“It’s concerning,” said Brown, head of the personal financial advisers association.
But with a third of advisers heading to retirement in the next decade, there’s a huge opportunity -- for someone, whether it's humans or computers.
Nash says Wealthfront is “optimized for millennials.” That’s the target market. Sixty percent of its clients are under 35 years old.
Betterment noted that while millennials make up the bulk of its customers, 30 percent of its business comes from clients older than 50.
The question is who will capture the next wave of investors -- someone like Yazmin Chavira, whose views on investing show how messy and contested the future of financial advising will likely be.
Chavira, 31, is a math teacher living in Long Island City, N.Y. She got interested in investing a couple years ago. The negligible interest rate on her bank account was not cutting it. At first, she considered opening a self-directed account to buy index funds. But she kept looking.
A financial adviser would be too expensive, Chavira thought. And her situation was not complicated. She knew her parents preferred sitting down with someone to discuss finances. But she already entrusted so much of her life to computers – banking, health insurance, travel booking and shopping. She started reading about robo-advisers.

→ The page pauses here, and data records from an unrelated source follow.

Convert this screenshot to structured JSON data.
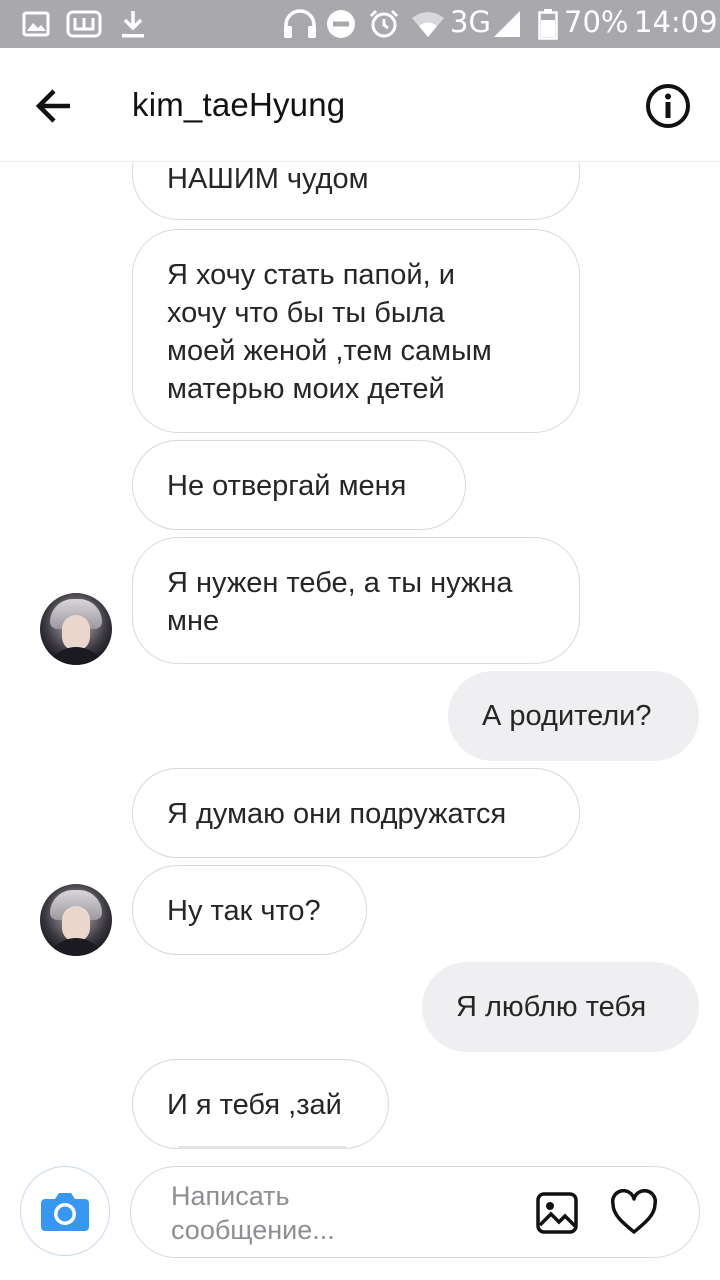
{
  "status_bar": {
    "network": "3G",
    "battery": "70%",
    "time": "14:09"
  },
  "header": {
    "title": "kim_taeHyung"
  },
  "messages": [
    {
      "direction": "incoming",
      "text": "НАШИМ чудом"
    },
    {
      "direction": "incoming",
      "text": "Я хочу стать папой, и\nхочу что бы ты была\nмоей женой ,тем самым\nматерью моих детей"
    },
    {
      "direction": "incoming",
      "text": "Не отвергай меня"
    },
    {
      "direction": "incoming",
      "text": "Я нужен тебе, а ты нужна\nмне"
    },
    {
      "direction": "outgoing",
      "text": "А родители?"
    },
    {
      "direction": "incoming",
      "text": "Я думаю они подружатся"
    },
    {
      "direction": "incoming",
      "text": "Ну так что?"
    },
    {
      "direction": "outgoing",
      "text": "Я люблю тебя"
    },
    {
      "direction": "incoming",
      "text": "И я тебя ,зай"
    }
  ],
  "composer": {
    "placeholder": "Написать\nсообщение..."
  },
  "icons": {
    "back": "arrow-left-icon",
    "info": "info-icon",
    "camera": "camera-icon",
    "gallery": "image-icon",
    "like": "heart-icon"
  },
  "colors": {
    "status_bar": "#a9a9ad",
    "camera_accent": "#3897f0",
    "incoming_border": "#d8d8dd",
    "outgoing_fill": "#efeff1"
  }
}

She was intrigued.
“Humans can make mistakes,” Chavira says. “Computers do only what we ask them to do.”
She opted to open an account with Betterment.
But, Chavira says, if one day she felt the need, she wouldn’t rule out visiting a human for financial advice.